But as has already been mentioned, the biggest practical hurdle is temperature. This single atom device is measured at milliKelvin temperatures, and fundamentally could not operate at room temperature. It still has important consequences, but building computer chips is not an immediate one.
Neither. It just says that someone has gotten better at using a hammer to guide an egg, into a frying pan, without breaking it. And they performed that trick while wearing thick gloves.
"The central achievement of the latest work is to use the STM–hydrogen-resist lithography approach to position a single phosphorus atom between source and drain contacts and two (more distant) gate electrodes."
Also, I take strong issue with the term "single-atom transistor". I would expect to hear that from a crank working out of his secret basement lab. You cannot build an electronic device out of a single atom, and obviously, they used many.
Lastly: "Single-atom transistors represent the ultimate limit in solid-state device miniaturization." That's patently false. Thousands of atoms were used here, so there is likely room for improvement.
http://nature.com/nnano//journal/vaop/ncurrent/pdf/nnano.201... (Transistors arrive at the atomic limit)(A single-atom transistor has been made by positioning a phosphorus atom between metallic electrodes, also made
of phosphorus, on a silicon surface)(2012-FEB-19)
In much the same way we talk about 32nm transistors in computer chips for example - it's understood that this number refers to the gate length, not your whole processor.
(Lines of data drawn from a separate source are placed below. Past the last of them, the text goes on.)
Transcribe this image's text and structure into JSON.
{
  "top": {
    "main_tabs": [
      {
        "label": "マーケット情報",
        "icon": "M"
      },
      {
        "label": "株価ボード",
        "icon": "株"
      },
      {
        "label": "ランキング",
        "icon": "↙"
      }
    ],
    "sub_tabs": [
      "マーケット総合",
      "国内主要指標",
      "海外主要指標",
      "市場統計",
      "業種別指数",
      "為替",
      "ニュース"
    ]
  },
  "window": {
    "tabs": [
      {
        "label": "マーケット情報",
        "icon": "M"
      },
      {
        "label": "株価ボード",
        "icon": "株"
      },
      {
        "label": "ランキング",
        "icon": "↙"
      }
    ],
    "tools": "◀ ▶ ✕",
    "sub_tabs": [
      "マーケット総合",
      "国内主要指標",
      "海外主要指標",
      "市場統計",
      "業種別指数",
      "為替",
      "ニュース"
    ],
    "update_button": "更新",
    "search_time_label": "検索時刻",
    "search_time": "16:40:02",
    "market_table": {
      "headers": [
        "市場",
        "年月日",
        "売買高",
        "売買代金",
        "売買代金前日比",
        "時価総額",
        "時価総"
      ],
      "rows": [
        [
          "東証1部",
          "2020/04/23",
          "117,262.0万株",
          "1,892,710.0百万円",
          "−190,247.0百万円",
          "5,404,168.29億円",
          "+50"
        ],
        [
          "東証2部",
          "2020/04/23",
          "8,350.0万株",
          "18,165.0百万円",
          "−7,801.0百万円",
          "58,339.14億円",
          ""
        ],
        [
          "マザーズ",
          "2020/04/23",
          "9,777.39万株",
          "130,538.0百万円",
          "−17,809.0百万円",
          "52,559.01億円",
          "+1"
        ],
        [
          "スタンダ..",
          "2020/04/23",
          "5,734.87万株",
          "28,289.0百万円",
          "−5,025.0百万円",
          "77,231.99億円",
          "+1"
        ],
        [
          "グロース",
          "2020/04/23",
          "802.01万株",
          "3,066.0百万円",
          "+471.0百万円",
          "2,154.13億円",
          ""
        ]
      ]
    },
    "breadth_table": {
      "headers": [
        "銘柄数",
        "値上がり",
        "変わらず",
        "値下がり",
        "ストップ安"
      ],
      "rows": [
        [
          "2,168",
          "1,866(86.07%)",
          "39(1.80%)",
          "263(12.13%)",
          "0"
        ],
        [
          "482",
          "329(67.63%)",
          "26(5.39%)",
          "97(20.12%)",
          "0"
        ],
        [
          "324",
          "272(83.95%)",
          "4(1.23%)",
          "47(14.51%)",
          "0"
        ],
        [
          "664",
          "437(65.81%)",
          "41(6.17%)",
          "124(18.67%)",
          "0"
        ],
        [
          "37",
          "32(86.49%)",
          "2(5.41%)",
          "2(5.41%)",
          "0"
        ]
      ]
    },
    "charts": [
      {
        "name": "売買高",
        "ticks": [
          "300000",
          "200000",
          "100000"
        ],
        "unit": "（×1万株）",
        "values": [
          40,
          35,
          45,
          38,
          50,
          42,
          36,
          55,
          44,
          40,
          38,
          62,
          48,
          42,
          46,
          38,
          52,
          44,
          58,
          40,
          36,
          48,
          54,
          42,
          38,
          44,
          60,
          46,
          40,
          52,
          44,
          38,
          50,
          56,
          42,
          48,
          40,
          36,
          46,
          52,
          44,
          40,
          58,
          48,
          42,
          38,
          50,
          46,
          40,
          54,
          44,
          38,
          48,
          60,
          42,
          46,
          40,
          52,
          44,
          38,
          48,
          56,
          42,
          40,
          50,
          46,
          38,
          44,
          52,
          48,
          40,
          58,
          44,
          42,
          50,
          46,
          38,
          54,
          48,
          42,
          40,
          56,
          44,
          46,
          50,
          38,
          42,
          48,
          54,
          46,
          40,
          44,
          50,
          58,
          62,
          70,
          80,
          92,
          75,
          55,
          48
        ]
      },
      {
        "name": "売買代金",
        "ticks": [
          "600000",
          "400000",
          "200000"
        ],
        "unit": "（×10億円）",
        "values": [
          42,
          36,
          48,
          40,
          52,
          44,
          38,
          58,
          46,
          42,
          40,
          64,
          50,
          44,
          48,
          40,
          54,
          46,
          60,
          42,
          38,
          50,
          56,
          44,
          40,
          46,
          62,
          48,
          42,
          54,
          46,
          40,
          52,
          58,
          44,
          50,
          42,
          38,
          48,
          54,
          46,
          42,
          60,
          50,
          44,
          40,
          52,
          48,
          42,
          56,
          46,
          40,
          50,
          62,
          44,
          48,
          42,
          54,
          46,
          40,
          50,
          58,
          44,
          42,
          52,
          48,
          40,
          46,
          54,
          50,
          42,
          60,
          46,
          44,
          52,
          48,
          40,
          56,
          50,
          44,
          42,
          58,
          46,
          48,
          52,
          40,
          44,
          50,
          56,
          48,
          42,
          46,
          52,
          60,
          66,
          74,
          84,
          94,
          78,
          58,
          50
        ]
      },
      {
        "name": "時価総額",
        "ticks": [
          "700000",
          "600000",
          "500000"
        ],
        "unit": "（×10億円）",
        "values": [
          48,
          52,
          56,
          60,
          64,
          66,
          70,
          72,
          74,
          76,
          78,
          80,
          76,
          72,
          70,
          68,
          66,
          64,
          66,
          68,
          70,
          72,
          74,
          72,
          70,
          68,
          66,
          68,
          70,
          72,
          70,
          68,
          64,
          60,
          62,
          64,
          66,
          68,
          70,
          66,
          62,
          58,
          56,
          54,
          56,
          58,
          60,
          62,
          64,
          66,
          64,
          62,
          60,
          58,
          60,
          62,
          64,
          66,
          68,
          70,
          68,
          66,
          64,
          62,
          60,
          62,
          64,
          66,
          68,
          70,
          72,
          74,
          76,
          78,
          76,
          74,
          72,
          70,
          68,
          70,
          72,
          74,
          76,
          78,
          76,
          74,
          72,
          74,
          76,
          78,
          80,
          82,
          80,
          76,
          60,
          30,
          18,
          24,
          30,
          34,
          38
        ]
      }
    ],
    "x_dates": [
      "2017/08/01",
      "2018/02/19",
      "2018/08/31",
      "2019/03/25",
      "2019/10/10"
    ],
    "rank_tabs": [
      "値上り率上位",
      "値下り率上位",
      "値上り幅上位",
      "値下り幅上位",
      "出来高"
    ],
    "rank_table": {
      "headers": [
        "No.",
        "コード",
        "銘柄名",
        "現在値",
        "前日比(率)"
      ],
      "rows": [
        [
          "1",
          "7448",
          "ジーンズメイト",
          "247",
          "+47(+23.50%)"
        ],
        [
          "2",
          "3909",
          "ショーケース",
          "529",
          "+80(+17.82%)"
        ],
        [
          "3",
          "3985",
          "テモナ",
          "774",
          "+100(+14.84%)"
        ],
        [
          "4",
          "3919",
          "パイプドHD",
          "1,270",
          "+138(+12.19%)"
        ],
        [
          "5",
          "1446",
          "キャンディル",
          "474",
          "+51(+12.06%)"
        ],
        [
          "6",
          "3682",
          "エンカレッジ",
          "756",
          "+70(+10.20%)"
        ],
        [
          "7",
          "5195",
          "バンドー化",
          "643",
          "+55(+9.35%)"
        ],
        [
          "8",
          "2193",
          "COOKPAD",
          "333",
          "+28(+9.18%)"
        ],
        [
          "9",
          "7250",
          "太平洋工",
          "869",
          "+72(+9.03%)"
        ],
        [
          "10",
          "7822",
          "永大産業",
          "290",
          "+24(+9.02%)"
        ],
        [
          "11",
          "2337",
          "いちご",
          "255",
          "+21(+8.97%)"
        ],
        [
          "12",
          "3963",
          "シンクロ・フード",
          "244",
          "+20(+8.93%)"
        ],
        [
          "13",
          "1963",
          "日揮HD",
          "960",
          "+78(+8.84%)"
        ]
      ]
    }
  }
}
No, you would still have a transistor, albeit a non-functioning one, just like you would still have a car if you removed the engine. I appreciate your effort to explain, but your explanation is worded for people similar to those who work in your lab. Definitions should be correct, especially when they are put forth by the NY Times, a news source for the general public. People have already had their expectations raised over "jetpacks for everyone any day now" stories, so it's rather irresponsible to define something new with a name which is obviously false, and which tends to overrepresent, by far, the achievement that the name defines. I actually work with nanotech, but the average reader of the NY Times has little-to-no knowledge of "leads", "interconnects", "power supplies", "measurement equipment", "critical, behaviour-determining regions", "gate length", or even: "transistor".